Page and application data records:
++++++++++

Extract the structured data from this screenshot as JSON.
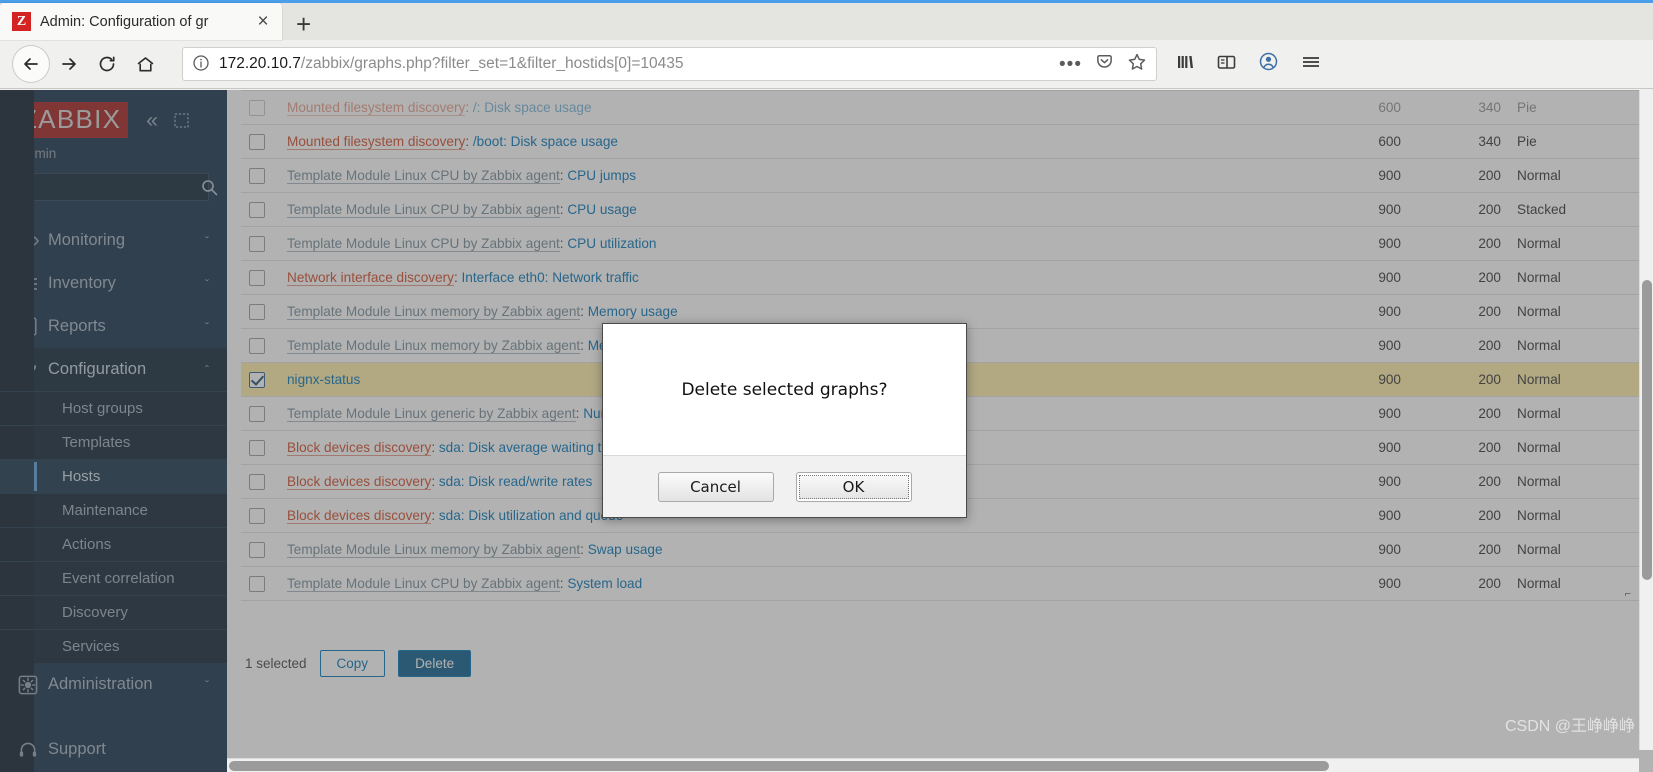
{
  "browser": {
    "tab": {
      "title": "Admin: Configuration of gr",
      "favicon_letter": "Z",
      "close_label": "×"
    },
    "new_tab_label": "+",
    "nav": {
      "back": "back-button",
      "forward": "forward-button",
      "reload": "reload-button",
      "home": "home-button"
    },
    "url": {
      "host": "172.20.10.7",
      "path": "/zabbix/graphs.php?filter_set=1&filter_hostids[0]=10435",
      "page_actions_label": "•••"
    }
  },
  "sidebar": {
    "logo": "ZABBIX",
    "collapse_label": "«",
    "user": "Admin",
    "search_placeholder": "",
    "search_value": "",
    "menu": [
      {
        "label": "Monitoring",
        "icon": "eye-icon",
        "chevron": "ˇ"
      },
      {
        "label": "Inventory",
        "icon": "list-icon",
        "chevron": "ˇ"
      },
      {
        "label": "Reports",
        "icon": "bar-chart-icon",
        "chevron": "ˇ"
      },
      {
        "label": "Configuration",
        "icon": "wrench-icon",
        "chevron": "ˆ"
      }
    ],
    "submenu": [
      {
        "label": "Host groups"
      },
      {
        "label": "Templates"
      },
      {
        "label": "Hosts"
      },
      {
        "label": "Maintenance"
      },
      {
        "label": "Actions"
      },
      {
        "label": "Event correlation"
      },
      {
        "label": "Discovery"
      },
      {
        "label": "Services"
      }
    ],
    "current_submenu": "Hosts",
    "admin": {
      "label": "Administration",
      "icon": "gear-icon",
      "chevron": "ˇ"
    },
    "support": {
      "label": "Support",
      "icon": "headset-icon"
    }
  },
  "table": {
    "rows": [
      {
        "prefix": "Mounted filesystem discovery",
        "prefix_type": "red",
        "name": "/: Disk space usage",
        "width": "600",
        "height": "340",
        "type": "Pie",
        "selected": false,
        "partial": true
      },
      {
        "prefix": "Mounted filesystem discovery",
        "prefix_type": "red",
        "name": "/boot: Disk space usage",
        "width": "600",
        "height": "340",
        "type": "Pie",
        "selected": false
      },
      {
        "prefix": "Template Module Linux CPU by Zabbix agent",
        "prefix_type": "gray",
        "name": "CPU jumps",
        "width": "900",
        "height": "200",
        "type": "Normal",
        "selected": false
      },
      {
        "prefix": "Template Module Linux CPU by Zabbix agent",
        "prefix_type": "gray",
        "name": "CPU usage",
        "width": "900",
        "height": "200",
        "type": "Stacked",
        "selected": false
      },
      {
        "prefix": "Template Module Linux CPU by Zabbix agent",
        "prefix_type": "gray",
        "name": "CPU utilization",
        "width": "900",
        "height": "200",
        "type": "Normal",
        "selected": false
      },
      {
        "prefix": "Network interface discovery",
        "prefix_type": "red",
        "name": "Interface eth0: Network traffic",
        "width": "900",
        "height": "200",
        "type": "Normal",
        "selected": false
      },
      {
        "prefix": "Template Module Linux memory by Zabbix agent",
        "prefix_type": "gray",
        "name": "Memory usage",
        "width": "900",
        "height": "200",
        "type": "Normal",
        "selected": false
      },
      {
        "prefix": "Template Module Linux memory by Zabbix agent",
        "prefix_type": "gray",
        "name": "Memory utilization",
        "width": "900",
        "height": "200",
        "type": "Normal",
        "selected": false
      },
      {
        "prefix": "",
        "prefix_type": "none",
        "name": "nignx-status",
        "width": "900",
        "height": "200",
        "type": "Normal",
        "selected": true
      },
      {
        "prefix": "Template Module Linux generic by Zabbix agent",
        "prefix_type": "gray",
        "name": "Number of processes",
        "width": "900",
        "height": "200",
        "type": "Normal",
        "selected": false
      },
      {
        "prefix": "Block devices discovery",
        "prefix_type": "red",
        "name": "sda: Disk average waiting time",
        "width": "900",
        "height": "200",
        "type": "Normal",
        "selected": false
      },
      {
        "prefix": "Block devices discovery",
        "prefix_type": "red",
        "name": "sda: Disk read/write rates",
        "width": "900",
        "height": "200",
        "type": "Normal",
        "selected": false
      },
      {
        "prefix": "Block devices discovery",
        "prefix_type": "red",
        "name": "sda: Disk utilization and queue",
        "width": "900",
        "height": "200",
        "type": "Normal",
        "selected": false
      },
      {
        "prefix": "Template Module Linux memory by Zabbix agent",
        "prefix_type": "gray",
        "name": "Swap usage",
        "width": "900",
        "height": "200",
        "type": "Normal",
        "selected": false
      },
      {
        "prefix": "Template Module Linux CPU by Zabbix agent",
        "prefix_type": "gray",
        "name": "System load",
        "width": "900",
        "height": "200",
        "type": "Normal",
        "selected": false
      }
    ]
  },
  "footer": {
    "selected_text": "1 selected",
    "copy_label": "Copy",
    "delete_label": "Delete"
  },
  "dialog": {
    "message": "Delete selected graphs?",
    "cancel_label": "Cancel",
    "ok_label": "OK"
  },
  "watermark": "CSDN @王峥峥峥",
  "colors": {
    "zabbix_red": "#a61e1e",
    "sidebar_bg": "#15314a",
    "link_blue": "#0275b8",
    "discovery_red": "#d24b28",
    "selected_row": "#ffeeaa",
    "accent_blue": "#0a5e8c"
  }
}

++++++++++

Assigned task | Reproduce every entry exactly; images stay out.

Reply |
Extract the structured data from this screenshot as JSON.
{
  "browser": {
    "tab": {
      "title": "Admin: Configuration of gr",
      "favicon_letter": "Z",
      "close_label": "×"
    },
    "new_tab_label": "+",
    "nav": {
      "back": "back-button",
      "forward": "forward-button",
      "reload": "reload-button",
      "home": "home-button"
    },
    "url": {
      "host": "172.20.10.7",
      "path": "/zabbix/graphs.php?filter_set=1&filter_hostids[0]=10435",
      "page_actions_label": "•••"
    }
  },
  "sidebar": {
    "logo": "ZABBIX",
    "collapse_label": "«",
    "user": "Admin",
    "search_placeholder": "",
    "search_value": "",
    "menu": [
      {
        "label": "Monitoring",
        "icon": "eye-icon",
        "chevron": "ˇ"
      },
      {
        "label": "Inventory",
        "icon": "list-icon",
        "chevron": "ˇ"
      },
      {
        "label": "Reports",
        "icon": "bar-chart-icon",
        "chevron": "ˇ"
      },
      {
        "label": "Configuration",
        "icon": "wrench-icon",
        "chevron": "ˆ"
      }
    ],
    "submenu": [
      {
        "label": "Host groups"
      },
      {
        "label": "Templates"
      },
      {
        "label": "Hosts"
      },
      {
        "label": "Maintenance"
      },
      {
        "label": "Actions"
      },
      {
        "label": "Event correlation"
      },
      {
        "label": "Discovery"
      },
      {
        "label": "Services"
      }
    ],
    "current_submenu": "Hosts",
    "admin": {
      "label": "Administration",
      "icon": "gear-icon",
      "chevron": "ˇ"
    },
    "support": {
      "label": "Support",
      "icon": "headset-icon"
    }
  },
  "table": {
    "rows": [
      {
        "prefix": "Mounted filesystem discovery",
        "prefix_type": "red",
        "name": "/: Disk space usage",
        "width": "600",
        "height": "340",
        "type": "Pie",
        "selected": false,
        "partial": true
      },
      {
        "prefix": "Mounted filesystem discovery",
        "prefix_type": "red",
        "name": "/boot: Disk space usage",
        "width": "600",
        "height": "340",
        "type": "Pie",
        "selected": false
      },
      {
        "prefix": "Template Module Linux CPU by Zabbix agent",
        "prefix_type": "gray",
        "name": "CPU jumps",
        "width": "900",
        "height": "200",
        "type": "Normal",
        "selected": false
      },
      {
        "prefix": "Template Module Linux CPU by Zabbix agent",
        "prefix_type": "gray",
        "name": "CPU usage",
        "width": "900",
        "height": "200",
        "type": "Stacked",
        "selected": false
      },
      {
        "prefix": "Template Module Linux CPU by Zabbix agent",
        "prefix_type": "gray",
        "name": "CPU utilization",
        "width": "900",
        "height": "200",
        "type": "Normal",
        "selected": false
      },
      {
        "prefix": "Network interface discovery",
        "prefix_type": "red",
        "name": "Interface eth0: Network traffic",
        "width": "900",
        "height": "200",
        "type": "Normal",
        "selected": false
      },
      {
        "prefix": "Template Module Linux memory by Zabbix agent",
        "prefix_type": "gray",
        "name": "Memory usage",
        "width": "900",
        "height": "200",
        "type": "Normal",
        "selected": false
      },
      {
        "prefix": "Template Module Linux memory by Zabbix agent",
        "prefix_type": "gray",
        "name": "Memory utilization",
        "width": "900",
        "height": "200",
        "type": "Normal",
        "selected": false
      },
      {
        "prefix": "",
        "prefix_type": "none",
        "name": "nignx-status",
        "width": "900",
        "height": "200",
        "type": "Normal",
        "selected": true
      },
      {
        "prefix": "Template Module Linux generic by Zabbix agent",
        "prefix_type": "gray",
        "name": "Number of processes",
        "width": "900",
        "height": "200",
        "type": "Normal",
        "selected": false
      },
      {
        "prefix": "Block devices discovery",
        "prefix_type": "red",
        "name": "sda: Disk average waiting time",
        "width": "900",
        "height": "200",
        "type": "Normal",
        "selected": false
      },
      {
        "prefix": "Block devices discovery",
        "prefix_type": "red",
        "name": "sda: Disk read/write rates",
        "width": "900",
        "height": "200",
        "type": "Normal",
        "selected": false
      },
      {
        "prefix": "Block devices discovery",
        "prefix_type": "red",
        "name": "sda: Disk utilization and queue",
        "width": "900",
        "height": "200",
        "type": "Normal",
        "selected": false
      },
      {
        "prefix": "Template Module Linux memory by Zabbix agent",
        "prefix_type": "gray",
        "name": "Swap usage",
        "width": "900",
        "height": "200",
        "type": "Normal",
        "selected": false
      },
      {
        "prefix": "Template Module Linux CPU by Zabbix agent",
        "prefix_type": "gray",
        "name": "System load",
        "width": "900",
        "height": "200",
        "type": "Normal",
        "selected": false
      }
    ]
  },
  "footer": {
    "selected_text": "1 selected",
    "copy_label": "Copy",
    "delete_label": "Delete"
  },
  "dialog": {
    "message": "Delete selected graphs?",
    "cancel_label": "Cancel",
    "ok_label": "OK"
  },
  "watermark": "CSDN @王峥峥峥",
  "colors": {
    "zabbix_red": "#a61e1e",
    "sidebar_bg": "#15314a",
    "link_blue": "#0275b8",
    "discovery_red": "#d24b28",
    "selected_row": "#ffeeaa",
    "accent_blue": "#0a5e8c"
  }
}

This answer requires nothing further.